Without going into details, Kim Fisher indicated there was backlash from CHPD and Cullimore’s office after airing the story. But she declined to go on the record about any details.
Utah Stories interviewed ABC4 News Director, George Severson, who said, “There was not much backlash.” However, further inquiry revealed that ABC4 was blackballed by Cottonwood Heights official press conferences by not being invited when other media outlets were.
“I called Russo and my temper got up and his temper got up, and I said if this is about our past stories then you need to grow up and get over that. And that’s when I went over there and I was happy with that meeting. The takeaway was that we have a job to do and you have a job to do. And I stand by Kim Fisher, and they might not think it was respectful but we believe it was,” said Severson.
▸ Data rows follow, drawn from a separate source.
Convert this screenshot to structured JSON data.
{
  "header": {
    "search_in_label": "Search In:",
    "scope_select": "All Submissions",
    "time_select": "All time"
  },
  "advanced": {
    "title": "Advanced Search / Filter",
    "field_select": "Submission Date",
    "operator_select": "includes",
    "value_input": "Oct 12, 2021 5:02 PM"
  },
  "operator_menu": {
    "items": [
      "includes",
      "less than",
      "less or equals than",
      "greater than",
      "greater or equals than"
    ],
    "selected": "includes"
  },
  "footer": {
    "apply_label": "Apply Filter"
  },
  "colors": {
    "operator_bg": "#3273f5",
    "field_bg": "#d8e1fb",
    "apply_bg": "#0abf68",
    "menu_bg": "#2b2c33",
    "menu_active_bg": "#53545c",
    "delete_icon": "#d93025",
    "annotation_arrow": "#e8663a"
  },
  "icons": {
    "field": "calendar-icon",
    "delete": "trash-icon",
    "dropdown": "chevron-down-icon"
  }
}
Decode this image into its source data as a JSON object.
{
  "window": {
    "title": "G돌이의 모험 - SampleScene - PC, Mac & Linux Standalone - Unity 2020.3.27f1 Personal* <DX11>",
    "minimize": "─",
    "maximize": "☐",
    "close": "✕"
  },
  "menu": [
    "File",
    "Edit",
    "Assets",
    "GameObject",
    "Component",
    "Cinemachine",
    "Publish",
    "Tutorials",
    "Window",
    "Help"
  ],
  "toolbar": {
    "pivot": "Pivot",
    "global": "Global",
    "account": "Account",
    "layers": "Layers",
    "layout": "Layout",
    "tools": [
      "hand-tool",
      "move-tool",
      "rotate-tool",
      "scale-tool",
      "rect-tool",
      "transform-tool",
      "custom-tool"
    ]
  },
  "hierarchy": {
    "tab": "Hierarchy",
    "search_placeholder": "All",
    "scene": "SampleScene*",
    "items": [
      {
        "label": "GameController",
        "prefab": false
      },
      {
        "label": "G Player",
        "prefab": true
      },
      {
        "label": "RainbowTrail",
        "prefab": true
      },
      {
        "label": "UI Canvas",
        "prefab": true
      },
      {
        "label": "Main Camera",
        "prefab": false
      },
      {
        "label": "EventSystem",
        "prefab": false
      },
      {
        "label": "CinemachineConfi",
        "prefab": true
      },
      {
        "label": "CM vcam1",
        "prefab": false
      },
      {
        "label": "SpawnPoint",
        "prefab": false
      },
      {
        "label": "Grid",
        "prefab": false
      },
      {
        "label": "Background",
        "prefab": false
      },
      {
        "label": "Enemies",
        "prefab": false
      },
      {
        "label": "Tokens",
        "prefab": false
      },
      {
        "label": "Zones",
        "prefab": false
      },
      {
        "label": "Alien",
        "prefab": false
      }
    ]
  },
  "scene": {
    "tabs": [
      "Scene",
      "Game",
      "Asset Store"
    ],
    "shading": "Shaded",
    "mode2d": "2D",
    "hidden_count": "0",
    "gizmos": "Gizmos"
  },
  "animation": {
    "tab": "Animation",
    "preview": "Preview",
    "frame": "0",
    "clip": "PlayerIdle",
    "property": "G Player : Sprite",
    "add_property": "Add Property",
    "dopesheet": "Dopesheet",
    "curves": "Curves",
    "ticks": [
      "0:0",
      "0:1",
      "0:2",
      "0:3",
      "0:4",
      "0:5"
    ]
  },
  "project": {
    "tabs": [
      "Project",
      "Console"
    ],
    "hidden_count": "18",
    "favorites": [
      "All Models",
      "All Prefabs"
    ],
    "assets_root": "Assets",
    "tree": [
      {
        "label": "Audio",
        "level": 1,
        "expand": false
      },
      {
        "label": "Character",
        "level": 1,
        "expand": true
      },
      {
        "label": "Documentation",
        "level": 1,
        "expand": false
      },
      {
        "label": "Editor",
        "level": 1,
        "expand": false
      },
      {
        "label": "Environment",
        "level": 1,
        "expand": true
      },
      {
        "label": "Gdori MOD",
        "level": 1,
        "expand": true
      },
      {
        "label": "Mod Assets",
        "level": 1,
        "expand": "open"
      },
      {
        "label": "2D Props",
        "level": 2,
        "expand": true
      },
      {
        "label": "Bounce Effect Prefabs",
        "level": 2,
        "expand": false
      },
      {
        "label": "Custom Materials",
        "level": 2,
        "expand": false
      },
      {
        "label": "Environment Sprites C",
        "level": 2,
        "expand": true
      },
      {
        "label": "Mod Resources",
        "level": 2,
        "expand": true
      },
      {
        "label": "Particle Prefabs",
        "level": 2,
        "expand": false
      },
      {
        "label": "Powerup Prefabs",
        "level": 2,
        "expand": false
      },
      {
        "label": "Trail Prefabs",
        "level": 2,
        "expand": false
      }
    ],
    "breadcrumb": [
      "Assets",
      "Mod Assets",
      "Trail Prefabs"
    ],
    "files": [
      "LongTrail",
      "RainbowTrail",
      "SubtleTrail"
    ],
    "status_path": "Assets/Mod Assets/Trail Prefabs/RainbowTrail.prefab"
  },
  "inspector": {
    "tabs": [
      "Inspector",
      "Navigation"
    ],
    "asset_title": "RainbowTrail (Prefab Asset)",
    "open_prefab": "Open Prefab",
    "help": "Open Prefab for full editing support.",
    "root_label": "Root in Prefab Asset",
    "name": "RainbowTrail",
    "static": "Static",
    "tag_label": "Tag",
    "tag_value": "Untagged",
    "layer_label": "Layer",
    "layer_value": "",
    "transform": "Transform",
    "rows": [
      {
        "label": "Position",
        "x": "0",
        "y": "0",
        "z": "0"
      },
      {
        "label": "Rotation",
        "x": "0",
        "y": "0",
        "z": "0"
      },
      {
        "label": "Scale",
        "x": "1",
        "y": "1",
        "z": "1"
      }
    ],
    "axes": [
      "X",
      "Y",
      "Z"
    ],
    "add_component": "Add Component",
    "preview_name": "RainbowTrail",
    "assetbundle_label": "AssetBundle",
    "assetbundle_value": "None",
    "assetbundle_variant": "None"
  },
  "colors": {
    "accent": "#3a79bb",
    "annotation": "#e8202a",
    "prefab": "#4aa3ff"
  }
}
In this reporter’s opinion, ABC4 was intimidated and Severson backed off the story, as did every other major news outlet, because they believed, despite all the evidence, that this story was too complicated and had too many moving parts to pursue. Still, I applaud Kim Fisher and Director Severson for at least doing what they did.
When the majority of local TV “news” these days consists of viral YouTube videos, car crashes, shootings, rapes, and even a recap of The Bachelor, it’s nice to see a real story and actual journalism being conducted for the benefit of the public.
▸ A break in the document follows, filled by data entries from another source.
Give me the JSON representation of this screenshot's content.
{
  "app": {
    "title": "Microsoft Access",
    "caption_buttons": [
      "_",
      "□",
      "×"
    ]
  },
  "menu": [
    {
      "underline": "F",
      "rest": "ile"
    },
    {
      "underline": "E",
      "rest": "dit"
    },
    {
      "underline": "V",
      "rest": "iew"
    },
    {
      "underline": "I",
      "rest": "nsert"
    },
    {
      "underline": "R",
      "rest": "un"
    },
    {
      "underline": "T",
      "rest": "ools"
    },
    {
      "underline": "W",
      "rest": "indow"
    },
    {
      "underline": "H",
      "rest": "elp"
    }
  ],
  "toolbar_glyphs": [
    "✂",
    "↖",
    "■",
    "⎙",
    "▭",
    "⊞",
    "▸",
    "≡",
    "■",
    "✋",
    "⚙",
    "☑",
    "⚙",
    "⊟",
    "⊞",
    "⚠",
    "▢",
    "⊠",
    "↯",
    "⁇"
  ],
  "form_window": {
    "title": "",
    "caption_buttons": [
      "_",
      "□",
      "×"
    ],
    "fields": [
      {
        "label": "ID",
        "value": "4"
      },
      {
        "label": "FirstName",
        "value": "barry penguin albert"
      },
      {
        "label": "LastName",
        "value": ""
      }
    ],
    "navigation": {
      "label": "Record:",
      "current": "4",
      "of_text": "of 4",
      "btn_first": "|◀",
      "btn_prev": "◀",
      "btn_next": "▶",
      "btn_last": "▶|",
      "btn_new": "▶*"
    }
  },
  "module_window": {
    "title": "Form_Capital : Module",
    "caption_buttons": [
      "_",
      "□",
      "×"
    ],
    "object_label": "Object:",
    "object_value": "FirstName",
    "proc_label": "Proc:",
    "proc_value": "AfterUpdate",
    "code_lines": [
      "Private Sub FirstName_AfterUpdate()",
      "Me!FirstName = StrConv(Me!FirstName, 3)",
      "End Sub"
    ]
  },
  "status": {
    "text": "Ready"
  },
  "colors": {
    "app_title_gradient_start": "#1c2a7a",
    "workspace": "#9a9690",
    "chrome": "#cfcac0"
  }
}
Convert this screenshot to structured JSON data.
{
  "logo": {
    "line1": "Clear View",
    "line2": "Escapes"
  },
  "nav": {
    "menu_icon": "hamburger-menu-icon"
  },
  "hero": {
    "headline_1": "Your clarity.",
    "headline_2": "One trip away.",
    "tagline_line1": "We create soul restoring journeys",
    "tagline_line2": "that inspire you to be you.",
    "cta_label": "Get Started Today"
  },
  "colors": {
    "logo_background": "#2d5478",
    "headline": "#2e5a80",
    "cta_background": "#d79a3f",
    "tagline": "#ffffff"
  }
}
The first time I actually met Robby Russo and introduced myself, his response was, “So you are that shitty reporter writing all that shit about us!” We later came to terms and he shared the results of his own “internal affairs” investigation with his own DUI data. This data didn’t correspond with the data we received from a GRAMA request we conducted with Holladay Court. We last reported on this story 14 months ago, so why should we bring it up again?
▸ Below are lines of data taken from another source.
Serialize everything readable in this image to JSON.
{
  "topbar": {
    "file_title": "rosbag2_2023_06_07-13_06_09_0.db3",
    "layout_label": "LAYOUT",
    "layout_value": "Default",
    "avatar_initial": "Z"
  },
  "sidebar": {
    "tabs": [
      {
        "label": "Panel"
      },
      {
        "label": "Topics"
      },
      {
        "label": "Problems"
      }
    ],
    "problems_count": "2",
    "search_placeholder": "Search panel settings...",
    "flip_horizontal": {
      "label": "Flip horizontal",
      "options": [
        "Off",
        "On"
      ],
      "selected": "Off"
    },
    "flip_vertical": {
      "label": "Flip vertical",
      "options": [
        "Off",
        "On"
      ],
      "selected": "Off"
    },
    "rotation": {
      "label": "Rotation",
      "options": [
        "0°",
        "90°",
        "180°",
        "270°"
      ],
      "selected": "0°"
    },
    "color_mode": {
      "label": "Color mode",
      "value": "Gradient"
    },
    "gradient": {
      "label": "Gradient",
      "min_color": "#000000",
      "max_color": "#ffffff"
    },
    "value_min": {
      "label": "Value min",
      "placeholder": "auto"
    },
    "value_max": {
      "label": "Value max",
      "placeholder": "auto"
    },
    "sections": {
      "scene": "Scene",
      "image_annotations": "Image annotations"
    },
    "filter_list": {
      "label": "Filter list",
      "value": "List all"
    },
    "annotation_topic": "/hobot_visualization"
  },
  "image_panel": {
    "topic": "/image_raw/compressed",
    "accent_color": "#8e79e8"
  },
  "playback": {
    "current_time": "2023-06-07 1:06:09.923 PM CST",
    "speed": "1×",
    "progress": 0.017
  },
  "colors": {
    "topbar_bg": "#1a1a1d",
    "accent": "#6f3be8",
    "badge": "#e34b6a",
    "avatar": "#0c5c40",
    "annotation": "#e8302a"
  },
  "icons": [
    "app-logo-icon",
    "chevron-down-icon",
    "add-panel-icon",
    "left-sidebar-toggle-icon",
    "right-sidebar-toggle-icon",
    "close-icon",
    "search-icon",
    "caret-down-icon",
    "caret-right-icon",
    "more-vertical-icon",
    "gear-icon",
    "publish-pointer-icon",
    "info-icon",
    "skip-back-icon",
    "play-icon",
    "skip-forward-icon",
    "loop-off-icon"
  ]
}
We adhere to and believe what Benjamin Franklin had to say about free speech in 1784, that “A society only maintains its freedom when there is free speech, and any deterrent to free speech is a deterrent to freedom.”
We live in a freedom-loving country. Long live our rights to speak out and not be silenced. And hopefully, long live the media that is not afraid to report the truth and those courageous individuals who speak out for truth and justice, like Lani Roberts, Kyle 2K, Janalee Tobias, Jim Stojack, and Beau Babka—who all spoke out against this injustice for years despite the personal and political harm it caused them.
Even after Jim Stojack had collected over 2,000 signatures from residents who were speaking out against the “CHPD’s heavy-handed treatment,” the Canyon Inn closed for good in October 2015.
I have heard from several people that this story has been repeated numerous times across the United States because local municipal police departments are maintained with little to no actual oversight in our judicial system. This needs to change. The power of the developosauruses needs to be held in check.
Utah Stories is very grateful to all the men and women in blue who courageously work for our public safety as police officers. We know that the majority of police officers are honorable public servants who deserve our respect and gratitude.
Previous Stories on Cottonwood Heights